Last year, Rick Scott emerged as the public face of the right-wing forces dedicated to stopping health reform. As first reported by the Wonk Room, Scott hired the same Republican public relations firm that managed the Swift Boat Veterans for Truth campaign against Sen. John Kerry (D-MA) in 2004 to organize his campaign against health reform. Scott’s Conservatives for Patients’ Rights ran nasty, fact-less attack ads against the public option, encouraged Tea Party groups to ambush lawmakers at town halls, and lobbied aggressively (with the support of insurers) to block reform legislation.
Just as his attack group seemingly disappeared from the public discourse, Scott launched a new effort: to become the next Republican Governor of Florida. Scott’s website already seems to have difficulty distancing himself from his shady business dealings.

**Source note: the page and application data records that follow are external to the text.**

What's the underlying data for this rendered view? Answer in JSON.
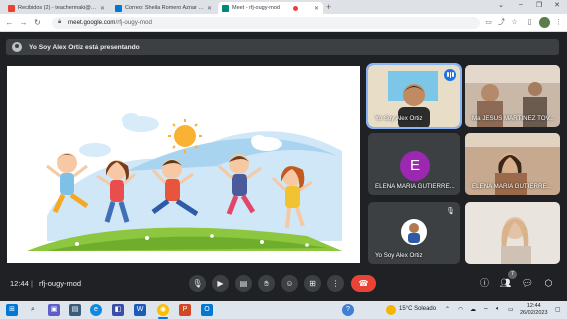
{
  "browser": {
    "tabs": [
      {
        "label": "Recibidos (2) - teachermaki@gm...",
        "favicon_color": "#ea4335",
        "active": false
      },
      {
        "label": "Correo: Sheila Romero Aznar - Ou...",
        "favicon_color": "#0078d4",
        "active": false
      },
      {
        "label": "Meet - rfj-ougy-mod",
        "favicon_color": "#00897b",
        "active": true
      }
    ],
    "url_host": "meet.google.com",
    "url_path": "/rfj-ougy-mod"
  },
  "banner": {
    "text": "Yo Soy Alex Ortiz está presentando"
  },
  "participants": [
    {
      "name": "Yo Soy Alex Ortiz",
      "speaking": true
    },
    {
      "name": "Ma JESUS MARTINEZ TOV..."
    },
    {
      "name": "ELENA MARIA GUTIERRE...",
      "initial": "E",
      "avatar_color": "#9c27b0"
    },
    {
      "name": "ELENA MARIA GUTIERRE..."
    },
    {
      "name": "Yo Soy Alex Ortiz",
      "muted": true
    },
    {
      "name": ""
    }
  ],
  "callbar": {
    "time": "12:44",
    "separator": "|",
    "meeting_code": "rfj-ougy-mod",
    "participant_count": "7",
    "controls": [
      "mic-icon",
      "camera-icon",
      "captions-icon",
      "raise-hand-icon",
      "emoji-icon",
      "present-icon",
      "more-icon",
      "hangup-icon"
    ],
    "right_controls": [
      "info-icon",
      "people-icon",
      "chat-icon",
      "activities-icon"
    ]
  },
  "taskbar": {
    "weather": "15°C  Soleado",
    "time": "12:44",
    "date": "26/02/2023",
    "apps": [
      "windows-icon",
      "search-icon",
      "taskview-icon",
      "edge-icon",
      "explorer-icon",
      "store-icon",
      "word-icon",
      "teams-icon",
      "chrome-icon",
      "powerpoint-icon",
      "outlook-icon"
    ]
  },
  "colors": {
    "meet_background": "#202124",
    "tile_background": "#3c4043",
    "hangup": "#ea4335",
    "speaking_outline": "#8ab4f8",
    "accent": "#1a73e8"
  }
}
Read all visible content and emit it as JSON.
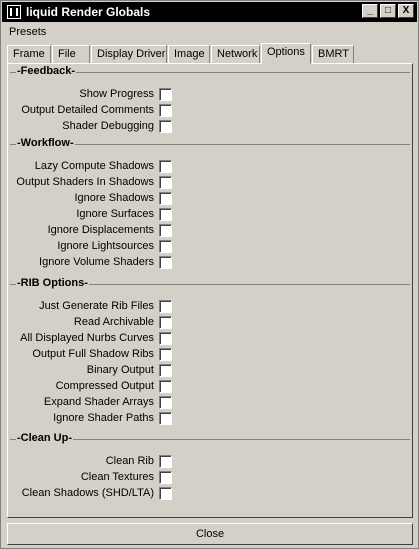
{
  "window": {
    "title": "liquid Render Globals",
    "minimize": "_",
    "maximize": "□",
    "close": "X"
  },
  "menu": {
    "presets": "Presets"
  },
  "tabs": [
    "Frame",
    "File",
    "Display Driver",
    "Image",
    "Network",
    "Options",
    "BMRT"
  ],
  "active_tab": "Options",
  "sections": [
    {
      "title": "-Feedback-",
      "items": [
        "Show Progress",
        "Output Detailed Comments",
        "Shader Debugging"
      ]
    },
    {
      "title": "-Workflow-",
      "items": [
        "Lazy Compute Shadows",
        "Output Shaders In Shadows",
        "Ignore Shadows",
        "Ignore Surfaces",
        "Ignore Displacements",
        "Ignore Lightsources",
        "Ignore Volume Shaders"
      ]
    },
    {
      "title": "-RIB Options-",
      "items": [
        "Just Generate Rib Files",
        "Read Archivable",
        "All Displayed Nurbs Curves",
        "Output Full Shadow Ribs",
        "Binary Output",
        "Compressed Output",
        "Expand Shader Arrays",
        "Ignore Shader Paths"
      ]
    },
    {
      "title": "-Clean Up-",
      "items": [
        "Clean Rib",
        "Clean Textures",
        "Clean Shadows (SHD/LTA)"
      ]
    }
  ],
  "footer": {
    "close": "Close"
  }
}
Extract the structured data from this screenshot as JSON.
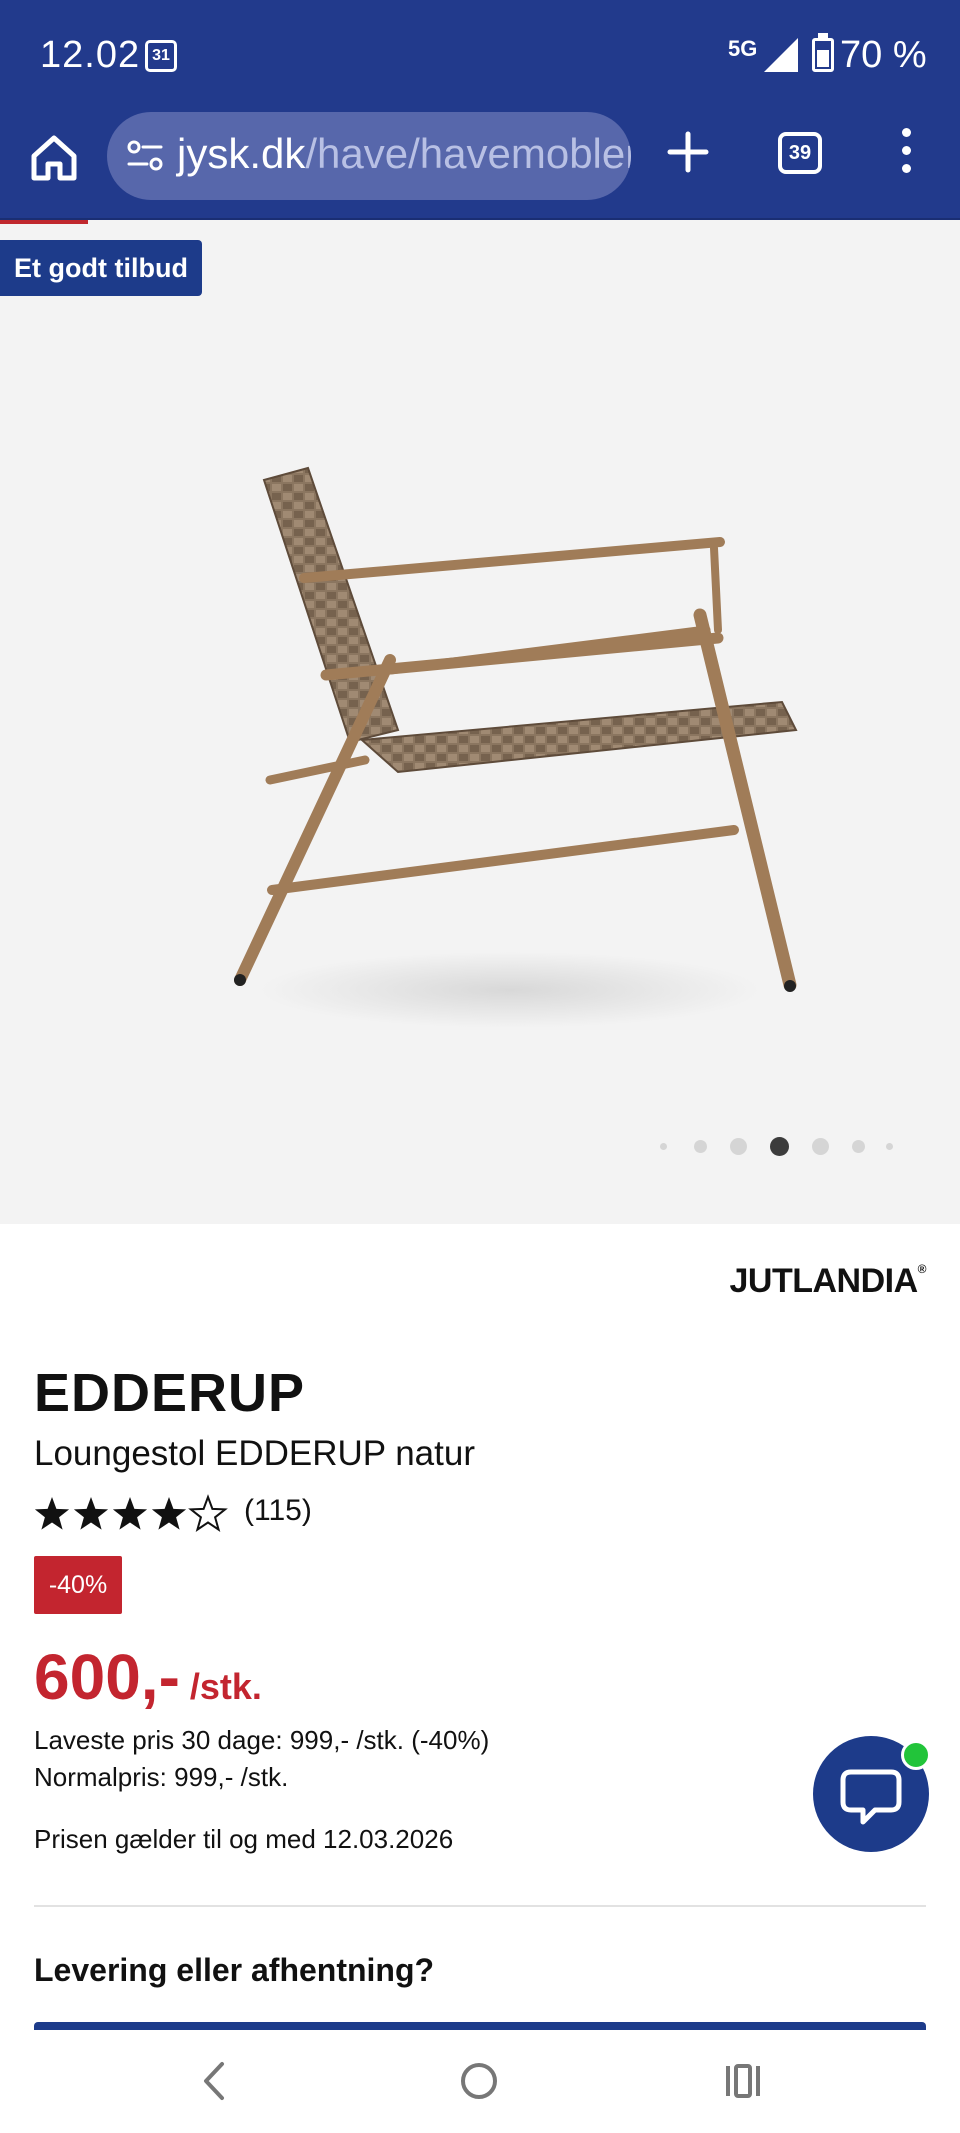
{
  "status_bar": {
    "time": "12.02",
    "calendar_day": "31",
    "network": "5G",
    "battery": "70 %"
  },
  "browser": {
    "url_domain": "jysk.dk",
    "url_path": "/have/havemobler",
    "tab_count": "39",
    "icons": [
      "home-icon",
      "site-settings-icon",
      "plus-icon",
      "tabs-icon",
      "more-vert-icon"
    ]
  },
  "gallery": {
    "promo_label": "Et godt tilbud",
    "image_alt": "Loungestol EDDERUP natur",
    "active_dot": 3,
    "dot_count": 7
  },
  "product": {
    "brand": "JUTLANDIA",
    "brand_mark": "®",
    "name": "EDDERUP",
    "subtitle": "Loungestol EDDERUP natur",
    "rating_value": 4,
    "rating_max": 5,
    "review_count": "(115)",
    "discount_badge": "-40%",
    "price": "600,-",
    "price_unit": "/stk.",
    "lowest_price_line": "Laveste pris 30 dage: 999,- /stk. (-40%)",
    "normal_price_line": "Normalpris: 999,- /stk.",
    "valid_until_line": "Prisen gælder til og med 12.03.2026",
    "delivery_heading": "Levering eller afhentning?"
  },
  "colors": {
    "brand_blue": "#223a8c",
    "sale_red": "#c3252f",
    "online_green": "#22c43a"
  }
}
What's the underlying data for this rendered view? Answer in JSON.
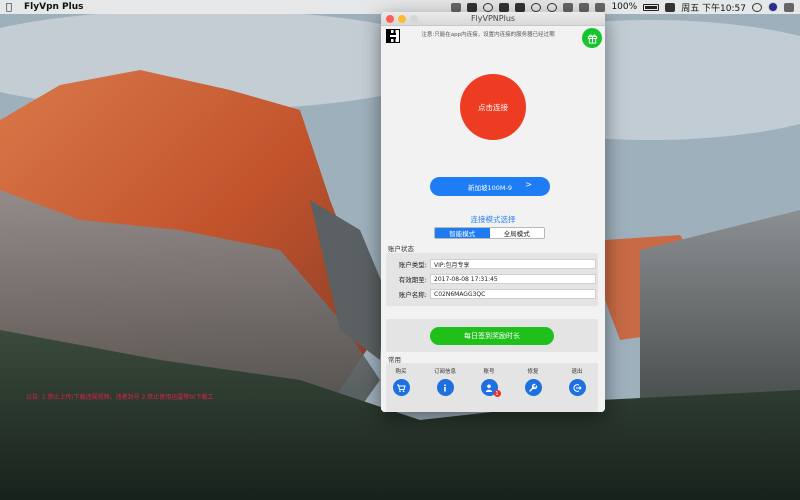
{
  "menubar": {
    "app_name": "FlyVpn Plus",
    "battery": "100%",
    "clock": "周五 下午10:57"
  },
  "window": {
    "title": "FlyVPNPlus",
    "notice_top": "注意:只能在app内连接，设置内连接的服务器已经过期",
    "connect_label": "点击连接",
    "line_label": "新加坡100M-9",
    "line_arrow": ">",
    "mode_title": "连接模式选择",
    "modes": [
      "智能模式",
      "全局模式"
    ],
    "active_mode": "智能模式",
    "account_section": "账户状态",
    "account": {
      "type_label": "账户类型:",
      "type_value": "VIP:包月专享",
      "expiry_label": "有效期至:",
      "expiry_value": "2017-08-08 17:31:45",
      "name_label": "账户名称:",
      "name_value": "C02N6MAGG3QC"
    },
    "signin_label": "每日签到奖励时长",
    "common_section": "常用",
    "tools": [
      {
        "label": "购买",
        "icon": "cart-icon"
      },
      {
        "label": "订阅信息",
        "icon": "info-icon"
      },
      {
        "label": "账号",
        "icon": "user-icon",
        "badge": "1"
      },
      {
        "label": "修复",
        "icon": "wrench-icon"
      },
      {
        "label": "退出",
        "icon": "logout-icon"
      }
    ],
    "ticker": "公告: 1.禁止上传/下载违规视频。违者封号 2.禁止使用迅雷等bt下载工"
  },
  "colors": {
    "connect": "#ee3c22",
    "primary_blue": "#1e7cf5",
    "green": "#1fc019",
    "ticker_red": "#e0204a"
  }
}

Scott neglects to mention his disgraced business history, instead portraying himself as a “conservative outsider.” His website directs visitors to send campaign contributions to the same office as his private investment firm. In the past, his firm has invested heavily in technology firms instrumental in helping repressive regimes in Saudi Arabia and Iran.
As ThinkProgress has reported, before Scott entered politics, he made a career out of buying up hospitals and downsizing them for profit. But his quest for creating the “McDonald’s Of Health Care” ended abruptly in shame. As detailed in our report, not only was Scott forced to resign from his HCA corporation after paying $1.7 billion in penalties for the largest healthcare fraud settlement in history, much of his exploitation of hospitals actually occurred in Florida:
— Maggie Mahar wrote in Money Driven Medicine that doctors in Scott’s hospital workers in Florida complained, “gloves come in only one size, and rip easily.” [Money Driven Medicine, pg. 119]
— Scott bought community and nonprofit hospitals and turned them into profit driven companies. In Destin, Florida, Scott bought the community hospital with the intention of shutting it down to diminish competition. [San Diego Union, 12/8/96]
— Nine of Scott’s hospitals in South Florida were charged for systematically double-billing the government in one of the largest Medicare fraud schemes in history. [Tribune, 2/17/00]
Watch ThinkProgress’ mini-documentary on Rick Scott’s history of putting profits ahead of patients: